## PROVIDED ENTRIES
++++++++++

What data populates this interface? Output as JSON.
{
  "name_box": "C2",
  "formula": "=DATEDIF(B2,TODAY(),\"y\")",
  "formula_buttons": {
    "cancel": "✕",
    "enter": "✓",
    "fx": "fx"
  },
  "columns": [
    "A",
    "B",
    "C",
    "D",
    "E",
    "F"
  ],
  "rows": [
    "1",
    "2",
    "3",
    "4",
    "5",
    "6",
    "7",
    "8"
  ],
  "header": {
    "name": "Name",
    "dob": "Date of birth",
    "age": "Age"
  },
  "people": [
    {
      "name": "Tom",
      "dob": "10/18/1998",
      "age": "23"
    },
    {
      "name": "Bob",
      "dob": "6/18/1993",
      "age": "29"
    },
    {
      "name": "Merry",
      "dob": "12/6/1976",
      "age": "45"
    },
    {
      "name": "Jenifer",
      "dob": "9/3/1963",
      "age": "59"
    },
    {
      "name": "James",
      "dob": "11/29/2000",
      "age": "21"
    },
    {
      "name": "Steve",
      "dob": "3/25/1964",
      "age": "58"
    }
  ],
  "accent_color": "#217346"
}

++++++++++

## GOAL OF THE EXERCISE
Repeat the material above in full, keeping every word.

## REPLY
What data populates this interface? Output as JSON.
{
  "name_box": "C2",
  "formula": "=DATEDIF(B2,TODAY(),\"y\")",
  "formula_buttons": {
    "cancel": "✕",
    "enter": "✓",
    "fx": "fx"
  },
  "columns": [
    "A",
    "B",
    "C",
    "D",
    "E",
    "F"
  ],
  "rows": [
    "1",
    "2",
    "3",
    "4",
    "5",
    "6",
    "7",
    "8"
  ],
  "header": {
    "name": "Name",
    "dob": "Date of birth",
    "age": "Age"
  },
  "people": [
    {
      "name": "Tom",
      "dob": "10/18/1998",
      "age": "23"
    },
    {
      "name": "Bob",
      "dob": "6/18/1993",
      "age": "29"
    },
    {
      "name": "Merry",
      "dob": "12/6/1976",
      "age": "45"
    },
    {
      "name": "Jenifer",
      "dob": "9/3/1963",
      "age": "59"
    },
    {
      "name": "James",
      "dob": "11/29/2000",
      "age": "21"
    },
    {
      "name": "Steve",
      "dob": "3/25/1964",
      "age": "58"
    }
  ],
  "accent_color": "#217346"
}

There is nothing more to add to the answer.